==== EXERCISE MATERIALS ====

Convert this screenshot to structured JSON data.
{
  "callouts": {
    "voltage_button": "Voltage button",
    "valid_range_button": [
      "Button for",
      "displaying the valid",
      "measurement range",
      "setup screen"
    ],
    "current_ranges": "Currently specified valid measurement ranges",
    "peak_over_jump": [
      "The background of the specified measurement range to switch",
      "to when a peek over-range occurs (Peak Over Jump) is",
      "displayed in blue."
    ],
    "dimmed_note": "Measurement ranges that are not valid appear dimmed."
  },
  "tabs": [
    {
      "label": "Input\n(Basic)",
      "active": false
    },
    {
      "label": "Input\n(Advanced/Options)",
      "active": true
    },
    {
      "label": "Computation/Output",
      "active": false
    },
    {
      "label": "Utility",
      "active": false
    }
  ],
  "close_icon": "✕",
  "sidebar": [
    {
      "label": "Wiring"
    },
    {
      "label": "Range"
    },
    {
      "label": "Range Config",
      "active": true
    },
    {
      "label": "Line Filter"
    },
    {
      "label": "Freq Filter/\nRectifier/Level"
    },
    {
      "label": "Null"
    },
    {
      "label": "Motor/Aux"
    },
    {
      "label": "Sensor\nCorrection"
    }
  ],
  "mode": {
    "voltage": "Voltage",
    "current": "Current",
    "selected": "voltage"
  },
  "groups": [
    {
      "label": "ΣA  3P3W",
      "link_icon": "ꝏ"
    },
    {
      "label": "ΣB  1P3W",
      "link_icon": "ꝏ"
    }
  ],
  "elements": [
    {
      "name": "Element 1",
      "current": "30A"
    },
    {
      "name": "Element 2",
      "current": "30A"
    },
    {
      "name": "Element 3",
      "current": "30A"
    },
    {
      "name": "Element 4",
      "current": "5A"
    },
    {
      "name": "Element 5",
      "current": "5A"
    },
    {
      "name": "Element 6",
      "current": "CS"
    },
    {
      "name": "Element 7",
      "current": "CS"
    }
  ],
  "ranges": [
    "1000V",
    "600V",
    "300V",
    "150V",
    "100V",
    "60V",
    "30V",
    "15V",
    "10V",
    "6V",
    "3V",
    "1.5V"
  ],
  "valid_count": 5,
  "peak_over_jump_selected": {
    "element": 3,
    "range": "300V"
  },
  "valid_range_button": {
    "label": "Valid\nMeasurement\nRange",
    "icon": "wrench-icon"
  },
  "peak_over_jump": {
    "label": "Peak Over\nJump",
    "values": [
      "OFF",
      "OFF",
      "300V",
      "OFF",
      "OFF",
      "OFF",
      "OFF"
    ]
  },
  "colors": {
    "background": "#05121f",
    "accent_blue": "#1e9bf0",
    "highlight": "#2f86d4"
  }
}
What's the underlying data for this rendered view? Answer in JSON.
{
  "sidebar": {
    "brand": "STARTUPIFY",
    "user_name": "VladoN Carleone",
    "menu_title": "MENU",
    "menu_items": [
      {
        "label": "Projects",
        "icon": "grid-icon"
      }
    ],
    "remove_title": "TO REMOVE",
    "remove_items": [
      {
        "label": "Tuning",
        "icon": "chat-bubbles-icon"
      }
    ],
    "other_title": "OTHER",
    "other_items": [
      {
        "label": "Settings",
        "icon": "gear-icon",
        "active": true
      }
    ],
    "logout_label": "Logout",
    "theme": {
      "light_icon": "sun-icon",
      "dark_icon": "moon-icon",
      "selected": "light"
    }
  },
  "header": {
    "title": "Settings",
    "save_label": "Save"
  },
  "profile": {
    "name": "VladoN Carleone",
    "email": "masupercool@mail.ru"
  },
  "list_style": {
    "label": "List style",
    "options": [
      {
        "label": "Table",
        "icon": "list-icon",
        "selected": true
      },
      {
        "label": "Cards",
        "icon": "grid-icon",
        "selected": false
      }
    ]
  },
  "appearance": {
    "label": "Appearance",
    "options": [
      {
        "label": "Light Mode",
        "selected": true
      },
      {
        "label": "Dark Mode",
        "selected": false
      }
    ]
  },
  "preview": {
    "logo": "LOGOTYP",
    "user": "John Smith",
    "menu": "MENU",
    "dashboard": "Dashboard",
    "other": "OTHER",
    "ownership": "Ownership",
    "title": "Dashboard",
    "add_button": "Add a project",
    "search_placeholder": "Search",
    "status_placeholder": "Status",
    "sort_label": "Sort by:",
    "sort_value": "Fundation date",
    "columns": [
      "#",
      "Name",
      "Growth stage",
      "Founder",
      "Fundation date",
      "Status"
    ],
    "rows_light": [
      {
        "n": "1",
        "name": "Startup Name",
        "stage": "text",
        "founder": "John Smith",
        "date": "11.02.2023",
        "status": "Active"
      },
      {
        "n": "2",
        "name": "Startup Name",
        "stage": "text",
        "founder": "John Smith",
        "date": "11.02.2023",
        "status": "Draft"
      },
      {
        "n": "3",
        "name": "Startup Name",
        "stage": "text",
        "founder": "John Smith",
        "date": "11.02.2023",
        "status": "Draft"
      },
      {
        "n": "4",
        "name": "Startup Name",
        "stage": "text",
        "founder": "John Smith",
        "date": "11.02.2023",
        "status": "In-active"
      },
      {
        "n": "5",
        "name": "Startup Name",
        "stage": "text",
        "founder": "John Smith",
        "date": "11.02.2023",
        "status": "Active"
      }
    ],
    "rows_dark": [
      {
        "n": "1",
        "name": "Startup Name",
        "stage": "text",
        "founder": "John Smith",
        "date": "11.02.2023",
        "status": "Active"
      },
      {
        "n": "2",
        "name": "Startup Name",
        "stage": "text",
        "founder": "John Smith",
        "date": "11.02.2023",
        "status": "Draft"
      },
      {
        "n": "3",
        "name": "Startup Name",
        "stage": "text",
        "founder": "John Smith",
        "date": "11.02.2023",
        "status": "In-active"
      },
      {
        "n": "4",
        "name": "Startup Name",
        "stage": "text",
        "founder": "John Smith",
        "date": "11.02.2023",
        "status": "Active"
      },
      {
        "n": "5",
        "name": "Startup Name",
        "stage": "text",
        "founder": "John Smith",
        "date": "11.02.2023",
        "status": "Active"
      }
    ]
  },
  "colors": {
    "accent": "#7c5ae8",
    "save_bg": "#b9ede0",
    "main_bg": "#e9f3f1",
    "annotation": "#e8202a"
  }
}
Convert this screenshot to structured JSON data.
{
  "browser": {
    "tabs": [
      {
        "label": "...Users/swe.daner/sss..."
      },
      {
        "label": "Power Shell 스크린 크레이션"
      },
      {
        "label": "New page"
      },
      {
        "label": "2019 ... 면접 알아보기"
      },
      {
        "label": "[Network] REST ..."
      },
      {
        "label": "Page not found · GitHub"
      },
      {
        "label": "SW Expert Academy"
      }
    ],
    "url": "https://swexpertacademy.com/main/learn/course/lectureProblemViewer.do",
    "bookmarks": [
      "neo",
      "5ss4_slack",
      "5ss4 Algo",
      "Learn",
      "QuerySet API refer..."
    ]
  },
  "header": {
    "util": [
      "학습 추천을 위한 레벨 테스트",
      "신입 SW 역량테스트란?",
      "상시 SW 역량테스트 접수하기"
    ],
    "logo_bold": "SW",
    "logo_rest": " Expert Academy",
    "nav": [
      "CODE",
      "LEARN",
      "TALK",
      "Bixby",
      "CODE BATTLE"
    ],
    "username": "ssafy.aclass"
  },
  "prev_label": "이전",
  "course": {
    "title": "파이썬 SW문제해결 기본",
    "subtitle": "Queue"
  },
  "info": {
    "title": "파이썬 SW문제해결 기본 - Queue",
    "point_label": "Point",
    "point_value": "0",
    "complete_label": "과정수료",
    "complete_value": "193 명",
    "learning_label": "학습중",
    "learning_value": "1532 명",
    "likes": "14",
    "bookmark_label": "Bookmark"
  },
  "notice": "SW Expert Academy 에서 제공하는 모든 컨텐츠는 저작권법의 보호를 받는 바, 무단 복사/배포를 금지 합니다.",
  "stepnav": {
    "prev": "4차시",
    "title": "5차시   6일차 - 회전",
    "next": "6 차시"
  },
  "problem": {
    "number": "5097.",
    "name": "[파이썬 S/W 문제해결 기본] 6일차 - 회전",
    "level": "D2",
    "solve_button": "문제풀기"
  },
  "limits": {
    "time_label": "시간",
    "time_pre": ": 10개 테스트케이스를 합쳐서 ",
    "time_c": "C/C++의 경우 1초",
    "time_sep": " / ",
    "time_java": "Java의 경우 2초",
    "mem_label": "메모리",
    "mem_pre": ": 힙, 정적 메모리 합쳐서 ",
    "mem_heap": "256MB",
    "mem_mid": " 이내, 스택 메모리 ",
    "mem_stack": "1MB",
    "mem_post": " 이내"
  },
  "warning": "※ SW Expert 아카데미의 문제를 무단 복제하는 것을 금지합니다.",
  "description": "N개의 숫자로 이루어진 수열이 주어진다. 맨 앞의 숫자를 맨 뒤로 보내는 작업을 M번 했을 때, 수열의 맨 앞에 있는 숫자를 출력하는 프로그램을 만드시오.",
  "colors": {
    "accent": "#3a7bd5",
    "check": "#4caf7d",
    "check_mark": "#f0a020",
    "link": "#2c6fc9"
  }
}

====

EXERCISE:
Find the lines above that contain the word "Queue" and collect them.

SOLUTION BELOW:
    "subtitle": "Queue"
    "title": "파이썬 SW문제해결 기본 - Queue",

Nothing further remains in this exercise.